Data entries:
╭──

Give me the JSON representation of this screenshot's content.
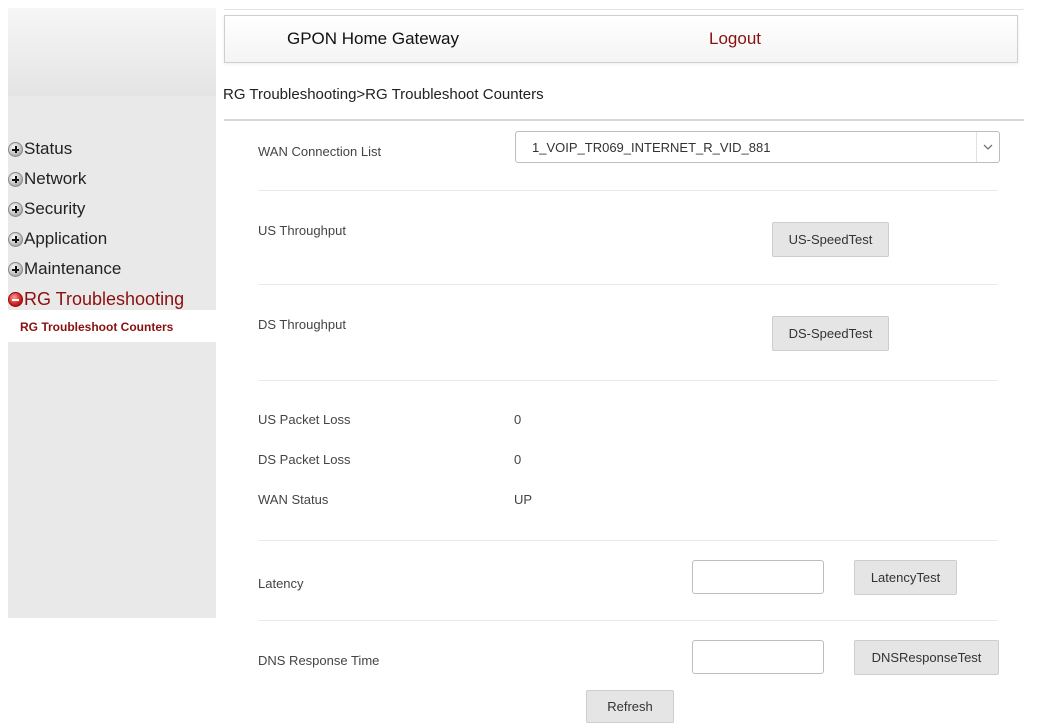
{
  "header": {
    "title": "GPON Home Gateway",
    "logout_label": "Logout"
  },
  "breadcrumb": "RG Troubleshooting>RG Troubleshoot Counters",
  "sidebar": {
    "items": [
      {
        "label": "Status",
        "icon": "expand-plus-icon"
      },
      {
        "label": "Network",
        "icon": "expand-plus-icon"
      },
      {
        "label": "Security",
        "icon": "expand-plus-icon"
      },
      {
        "label": "Application",
        "icon": "expand-plus-icon"
      },
      {
        "label": "Maintenance",
        "icon": "expand-plus-icon"
      },
      {
        "label": "RG Troubleshooting",
        "icon": "collapse-minus-icon"
      }
    ],
    "subitem": "RG Troubleshoot Counters"
  },
  "form": {
    "wan_connection_label": "WAN Connection List",
    "wan_connection_value": "1_VOIP_TR069_INTERNET_R_VID_881",
    "us_throughput_label": "US Throughput",
    "us_speedtest_button": "US-SpeedTest",
    "ds_throughput_label": "DS Throughput",
    "ds_speedtest_button": "DS-SpeedTest",
    "us_packet_loss_label": "US Packet Loss",
    "us_packet_loss_value": "0",
    "ds_packet_loss_label": "DS Packet Loss",
    "ds_packet_loss_value": "0",
    "wan_status_label": "WAN Status",
    "wan_status_value": "UP",
    "latency_label": "Latency",
    "latency_value": "",
    "latency_button": "LatencyTest",
    "dns_label": "DNS Response Time",
    "dns_value": "",
    "dns_button": "DNSResponseTest",
    "refresh_button": "Refresh"
  },
  "colors": {
    "accent": "#8a1010",
    "sidebar_bg": "#e9e9e9",
    "button_bg": "#e5e5e5"
  }
}
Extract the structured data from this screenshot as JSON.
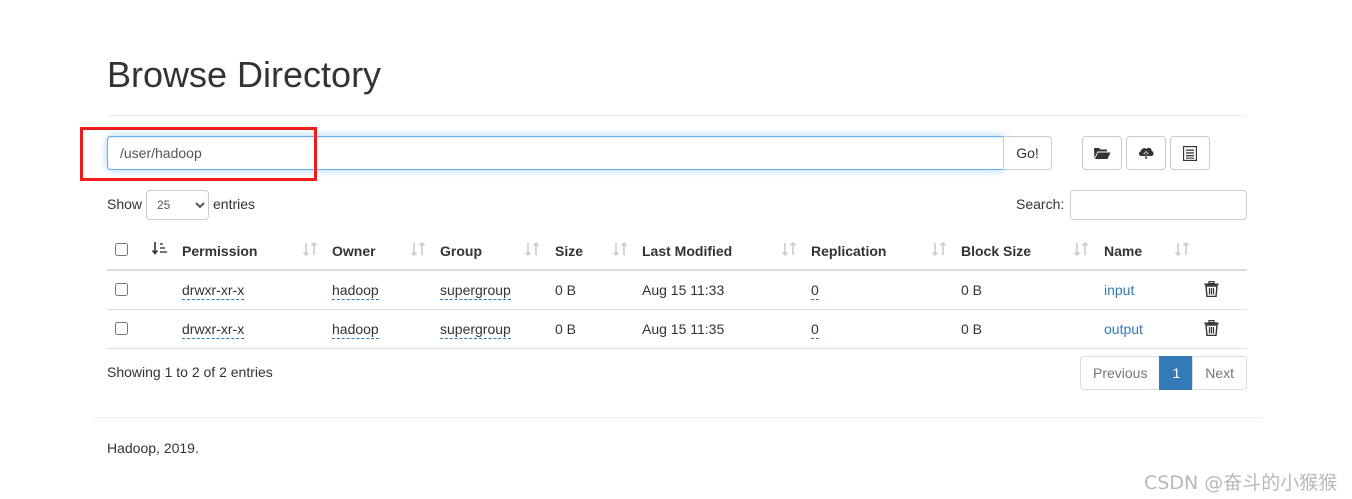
{
  "page": {
    "title": "Browse Directory"
  },
  "path_bar": {
    "value": "/user/hadoop",
    "go_label": "Go!"
  },
  "toolbar": {
    "icons": [
      "folder-open-icon",
      "cloud-upload-icon",
      "list-icon"
    ]
  },
  "table_controls": {
    "show_label": "Show",
    "page_length": "25",
    "entries_label": "entries",
    "search_label": "Search:",
    "search_value": ""
  },
  "table": {
    "columns": [
      "Permission",
      "Owner",
      "Group",
      "Size",
      "Last Modified",
      "Replication",
      "Block Size",
      "Name"
    ],
    "rows": [
      {
        "permission": "drwxr-xr-x",
        "owner": "hadoop",
        "group": "supergroup",
        "size": "0 B",
        "modified": "Aug 15 11:33",
        "replication": "0",
        "block_size": "0 B",
        "name": "input"
      },
      {
        "permission": "drwxr-xr-x",
        "owner": "hadoop",
        "group": "supergroup",
        "size": "0 B",
        "modified": "Aug 15 11:35",
        "replication": "0",
        "block_size": "0 B",
        "name": "output"
      }
    ]
  },
  "pagination": {
    "info": "Showing 1 to 2 of 2 entries",
    "previous": "Previous",
    "current": "1",
    "next": "Next"
  },
  "footer": {
    "text": "Hadoop, 2019."
  },
  "watermark": "CSDN @奋斗的小猴猴",
  "colors": {
    "link": "#337ab7",
    "highlight": "#ee1c1c",
    "active_page": "#337ab7"
  }
}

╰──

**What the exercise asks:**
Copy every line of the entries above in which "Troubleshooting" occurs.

**Response to this exercise:**
  "breadcrumb": "RG Troubleshooting>RG Troubleshoot Counters",
        "label": "RG Troubleshooting",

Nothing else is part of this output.